Chad Waligura, Owner/Co-Host
“The best remedy for those who are afraid, lonely, or unhappy is to go outside, somewhere where they can be quite alone with the heavens, nature, and God. Because only then does one feel that all is as it should be…” – Anne Frank
I put that quote on the front page of my first site Follow Me Outdoors site way back in the mid-90’s because it exposed a simple truth about of what my life as a disabled hunter was about, and also what I wanted to share with other people. Now, I’d like Able Outdoors to be built on the same concept.
Growing up in a small town on the Texas gulf coast, I fell in love with the outdoors when I was twelve years old, that’s when my dad took me duck hunting the first time, and from that day on, I knew it was something that’d be a part of my life forever.
When I was paralyzed at age 17, during the summer of 1986 after diving into a pool, it was the one thing I knew I could never give up. Three months later, I was back in the woods with dad re-learning how to hunt again. It wasn’t easy for me and there were more failures than successes, but they showed me what I needed to do to be ready for the following season.
Eighteen years after later and i was chosen by Buckmasters’ American Deer Foundation as their Challenged Hunter of the Year, and in 2010, Safari Club International chose me for their Pathfinder Award!
In the meantime, and not long after my accident, I began writing stories for my site anytime I had a successful hunt or stumbled across an interesting story that I felt needed written. It was inauspicious beginning of my outdoor writing career. Since then, I’ve been published in mainstream magazines like Rack Magazine, King’s Hunting Illustrated, Eastman’s Hunting Journal, Horizontal Bowhunter Magazine, UFFDA magazine, Turkey & Turkey Hunting magazine, the African Hunter Gazette and Universal Hunter.
Ashlee Lundvall, Co-Host
Ashlee Lundvall was an active teenager and four-sport athlete when she was injured in a ranching accident in 1999 while attending a youth camp in Wyoming.

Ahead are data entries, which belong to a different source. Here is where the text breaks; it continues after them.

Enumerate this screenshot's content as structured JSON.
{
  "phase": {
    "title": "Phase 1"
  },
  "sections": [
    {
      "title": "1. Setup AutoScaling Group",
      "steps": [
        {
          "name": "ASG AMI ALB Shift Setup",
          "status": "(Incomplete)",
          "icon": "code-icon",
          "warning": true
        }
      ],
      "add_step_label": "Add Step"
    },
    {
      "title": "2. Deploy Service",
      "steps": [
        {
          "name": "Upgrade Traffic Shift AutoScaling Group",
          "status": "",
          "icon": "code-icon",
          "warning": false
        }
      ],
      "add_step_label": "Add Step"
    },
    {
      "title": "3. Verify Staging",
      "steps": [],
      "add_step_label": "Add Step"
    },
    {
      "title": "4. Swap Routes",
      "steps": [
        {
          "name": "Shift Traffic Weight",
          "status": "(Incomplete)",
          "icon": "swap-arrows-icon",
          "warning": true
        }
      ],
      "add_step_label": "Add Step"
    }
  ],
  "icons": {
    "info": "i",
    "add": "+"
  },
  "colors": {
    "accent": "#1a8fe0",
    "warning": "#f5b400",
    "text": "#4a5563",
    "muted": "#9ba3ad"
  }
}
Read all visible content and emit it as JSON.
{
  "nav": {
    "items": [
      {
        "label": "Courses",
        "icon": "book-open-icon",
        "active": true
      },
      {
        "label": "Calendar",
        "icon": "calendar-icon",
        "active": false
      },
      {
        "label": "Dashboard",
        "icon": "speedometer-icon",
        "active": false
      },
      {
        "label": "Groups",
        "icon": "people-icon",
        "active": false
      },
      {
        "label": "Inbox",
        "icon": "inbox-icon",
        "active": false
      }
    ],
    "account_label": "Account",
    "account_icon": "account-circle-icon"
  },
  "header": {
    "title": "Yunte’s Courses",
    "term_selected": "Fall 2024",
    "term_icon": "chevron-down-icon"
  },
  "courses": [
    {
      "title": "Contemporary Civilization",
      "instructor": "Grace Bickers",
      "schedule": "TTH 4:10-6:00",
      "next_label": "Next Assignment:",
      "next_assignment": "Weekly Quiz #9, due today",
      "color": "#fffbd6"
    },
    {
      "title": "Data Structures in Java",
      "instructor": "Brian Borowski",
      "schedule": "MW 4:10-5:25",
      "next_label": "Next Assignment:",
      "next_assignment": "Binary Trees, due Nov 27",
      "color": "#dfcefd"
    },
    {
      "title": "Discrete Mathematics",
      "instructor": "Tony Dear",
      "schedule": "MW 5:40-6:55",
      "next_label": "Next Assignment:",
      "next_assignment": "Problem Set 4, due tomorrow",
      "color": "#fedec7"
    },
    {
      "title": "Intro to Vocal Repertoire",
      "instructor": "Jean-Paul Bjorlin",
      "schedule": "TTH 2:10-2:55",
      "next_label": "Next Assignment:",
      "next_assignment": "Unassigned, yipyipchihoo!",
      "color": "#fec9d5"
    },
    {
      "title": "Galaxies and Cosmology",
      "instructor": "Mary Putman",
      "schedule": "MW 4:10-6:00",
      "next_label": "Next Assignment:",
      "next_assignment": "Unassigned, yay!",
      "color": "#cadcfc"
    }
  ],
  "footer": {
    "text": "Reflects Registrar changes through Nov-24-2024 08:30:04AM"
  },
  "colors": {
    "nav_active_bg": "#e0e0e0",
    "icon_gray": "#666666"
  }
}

A tragic fall on to the wooden handle of a pitchfork blew out her back at T-12, resulting in a complete spinal cord injury and the introduction of a wheelchair to her life. After returning home to Indiana to finish her rehabilitation, Ashlee graduated from IUPUI in 2005 with a BS in Public Affairs, and completed her graduate studies in Biblical Counseling in 2007.
In 2007, Ashlee moved to Wyoming with her husband, Russ. She quickly immersed herself in the amazing outdoor adventures provided by the mountainous region, and in 2008 helped found Wyoming Disabled Hunters. Besides hunting, Ashlee loves fly fishing, camping, four-wheeling, kayaking, hand cycling, and tearing around in her Action Track Chair. She also enjoys passing on her love for the outdoors to her daughter, Addison, who was born in 2010.
Ashlee’s speaking career was reborn when she was crowned Ms. Wheelchair USA in 2013, and in 2015, she was given the Wyoming Trustee Award. Her first book, A Redefined Life, was released in February of 2016. She is a National Pro Staffer for Mossy Oak and a member of the NRA’s Disabled Shooting Sports and Outreach committees. Ashlee is also the recipient of the 2017 SCI Foundation Pathfinder Award. President Trump recently appointed her to the President’s Council on Sports, Fitness and Nutrition.
“Ashlee is a unique ambassador for the outdoors. She earned the title of Ms. Wheelchair USA with her platform of making the outdoors more accessible to everyone. She was and is today an animal lover and a hunter. These two unique characteristics don’t seem to be compatible even though they really are. Most of us take our ability to get into a vehicle, drive to the woods and go hunting for granted. But for Ashlee, it’s a decision to do whatever she must do to get to wherever she needs to go to find game to hunt. Ashlee is not only an ambassador for the outdoors. She’s an ambassador for the 2.2 million people in the United States who depend on wheelchairs for day-to-day tasks and mobility and for the Americans in wheelchairs who are participating more in outdoor sports and activities. She brings an unusual perspective on who can hunt, fish, hike, canoe and kayak in the great outdoors.” – John E. Phillips, Outdoor Writer